» **TASK REQUIREMENTS**
Wherever the word "uzaklaştır" shows up in the data, report the line it sits in.

» **THE DATA**

Content starts

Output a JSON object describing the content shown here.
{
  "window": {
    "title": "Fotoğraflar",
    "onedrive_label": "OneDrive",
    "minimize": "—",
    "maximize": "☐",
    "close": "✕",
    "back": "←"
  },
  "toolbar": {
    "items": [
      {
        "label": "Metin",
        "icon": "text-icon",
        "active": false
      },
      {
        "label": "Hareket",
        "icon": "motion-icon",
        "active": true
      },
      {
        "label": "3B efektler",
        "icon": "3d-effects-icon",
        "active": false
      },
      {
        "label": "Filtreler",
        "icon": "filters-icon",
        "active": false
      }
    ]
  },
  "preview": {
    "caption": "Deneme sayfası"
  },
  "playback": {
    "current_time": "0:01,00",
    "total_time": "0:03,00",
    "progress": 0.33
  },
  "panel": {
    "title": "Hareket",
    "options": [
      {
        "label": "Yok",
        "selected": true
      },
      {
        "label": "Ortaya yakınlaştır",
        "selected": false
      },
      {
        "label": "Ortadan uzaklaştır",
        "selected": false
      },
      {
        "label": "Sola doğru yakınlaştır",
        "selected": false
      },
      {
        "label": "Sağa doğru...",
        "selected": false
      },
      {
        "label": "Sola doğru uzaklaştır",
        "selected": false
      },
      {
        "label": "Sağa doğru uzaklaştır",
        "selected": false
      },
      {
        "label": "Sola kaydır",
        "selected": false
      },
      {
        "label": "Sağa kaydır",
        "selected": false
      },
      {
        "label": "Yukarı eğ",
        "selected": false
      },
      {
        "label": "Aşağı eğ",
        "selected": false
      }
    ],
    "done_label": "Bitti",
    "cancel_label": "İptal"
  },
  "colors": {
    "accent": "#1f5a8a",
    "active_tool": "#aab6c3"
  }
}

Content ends

» **THE ANSWER**
        "label": "Ortadan uzaklaştır",
        "label": "Sola doğru uzaklaştır",
        "label": "Sağa doğru uzaklaştır",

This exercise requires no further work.